Absolutely beautiful short film shot by Tom Lowe, which will be part of a feature film, titled TimeScapes, he is currently working on .

From Tom Lowe’s Vimeo page:

This is production footage I shot over the summer for my debut film, “TimeScapes,” a modern portrait of the American Southwest. I used Canon and Red MX cameras.

Follow the production of the film at: twitter.com/​timescapes

Also here: timescapes.org and here timescapes.org/​blog

A huge thank you to my assistants/Associate Producers who helped me film this, Dustin Kukuk (twitter.com/​drkanab), Nilo Recalde (twitter.com/​nilomr) and Chris M (twitter.com/​visceralway). And, as always, my most sincere and humble respect goes to Ron Fricke, Mark Magidson, Terrence Malick and Godfrey Reggio.

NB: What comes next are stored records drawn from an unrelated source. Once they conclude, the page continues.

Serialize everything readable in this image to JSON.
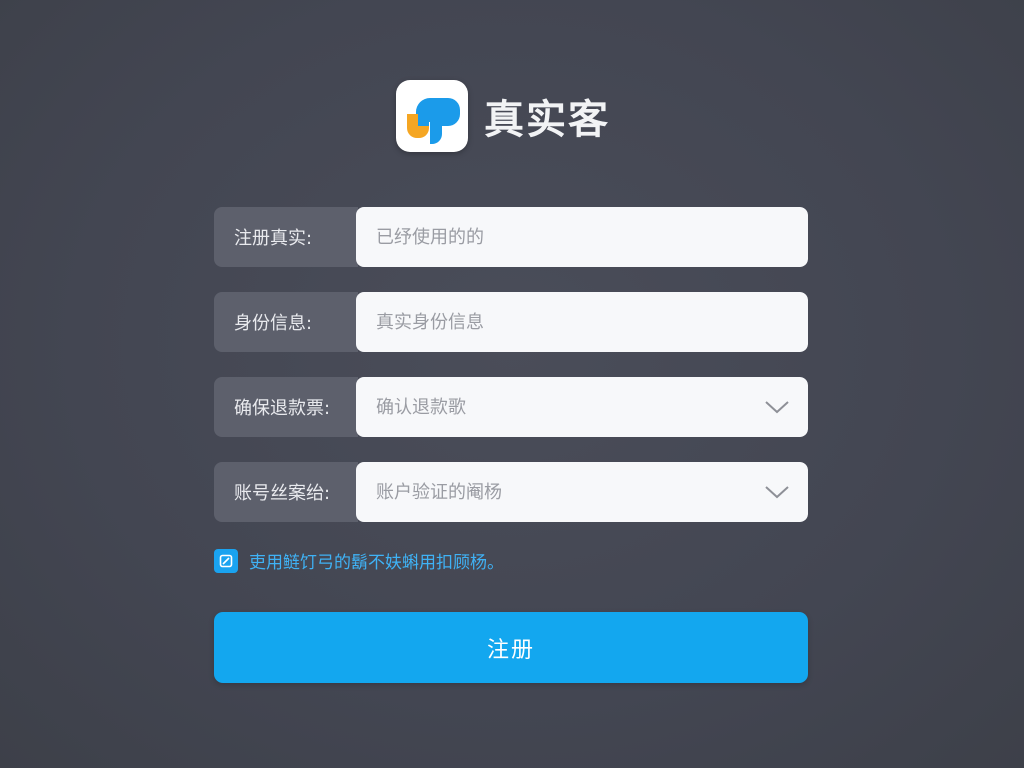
{
  "brand": {
    "name": "真实客",
    "logo_icon": "app-logo-icon"
  },
  "form": {
    "fields": [
      {
        "label": "注册真实:",
        "placeholder": "已纾使用的的",
        "type": "text"
      },
      {
        "label": "身份信息:",
        "placeholder": "真实身份信息",
        "type": "text"
      },
      {
        "label": "确保退款票:",
        "placeholder": "确认退款歌",
        "type": "select",
        "icon": "chevron-down-icon"
      },
      {
        "label": "账号丝案绐:",
        "placeholder": "账户验证的阉杨",
        "type": "select",
        "icon": "chevron-down-icon"
      }
    ],
    "agreement": {
      "checked": true,
      "text": "吏用鲢饤弓的鬍不妋蝌用扣顾杨。"
    },
    "submit_label": "注册"
  },
  "colors": {
    "background": "#434652",
    "label_bg": "#5d606c",
    "field_bg": "#f7f8fa",
    "accent": "#13a7ef",
    "logo_blue": "#1b9bea",
    "logo_orange": "#f5a623"
  }
}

Thank you to my sponsors: Canon USA, Kessler Crane, camBLOCK, Vinten & KATA.

Music is by the film’s composer Nigel “John” Stanford: johnstanfordmusic.com Make sure to turn the volume and bass way up!


Reel World: “The Drop” shot on the T2i

We met Erik Parise from Arise Productions at the Vimeo Festival and got to talk to him a little bit about one of his recent projects, “The Drop.” When we first watched it we were totally impressed by the quality so decided to do a little q+a.

q. Can you tell me a little bit more about how this was shot?

a. It was shot with a Rebel T2i using a 50mm F1.8 for the close up shots and 18-55mm IS for full body shots. We used blue screen, lowel lighting kit and a 5 in 1 reflector.

q. Was this all done in After Effects?

a. About 85% was done in AE CS3 and 15% in Final Cut Pro. The audio was already mixed so I used the audio during the shoot and synced up all blue screen footage in Final Cut with pluraleyes. Then, I placed it in After Effects and created everything in there from the planet to the interior of the ship. The interior of the ship really bogged down the memory. I need CS5 🙂 I used Digital Juice’s Motion Designers Toolkit 2 for the interfaces and then enhanced the look making it a fiery glowing orange since the characters were part of the “Flame.” I also used Video Copilot’s Optical Flares and integrated multiple flares at the same time to give it a different look. Once I had each shot completed I pieced them all together in FCP.

q. How long did it take to finalize the piece?

a. 3 Hours for Storyboarding, 6 Hours on the set, 45+ hours in post. It was shot on Sunday 9/12 starting at 3pm and it was completed on 9/16 at 2:45am. I didn’t get much sleep that week.

q. In the vimeo description it says they are beginning their journey so is there more in the works?

a. Yes there is more! It’s part of an interactive drama that was done at a youth conference in New Albany/Johnstown, Ohio called Fire&Ice on 9/17-18. It went over so well that the encore for the drama is on Oct. 29th at 7:30pm at the Now Center 2407 Beech Rd. Johnstown, OH 43031. When the drop video ends there is a loud boom, the lights come up and the characters are on the stage with dry ice underneath their feet. There are four chapters to the drama and each chapter has some video in them. In Chapter Two, (On Stage) one grey catalyst finds another catalyst locked in the “freeze.” In order to help he must get into their mind. He then places his hand on their head and the scene then fades to black a video then fades up of what he sees inside her mind. That video will release on vimeo after Oct. 29th since we didn’t want it to take away from a first time experience for someone coming to the performance. I have been talking with the writer Tom Keesee and there is a very good possibility of turning the four chapters into a film.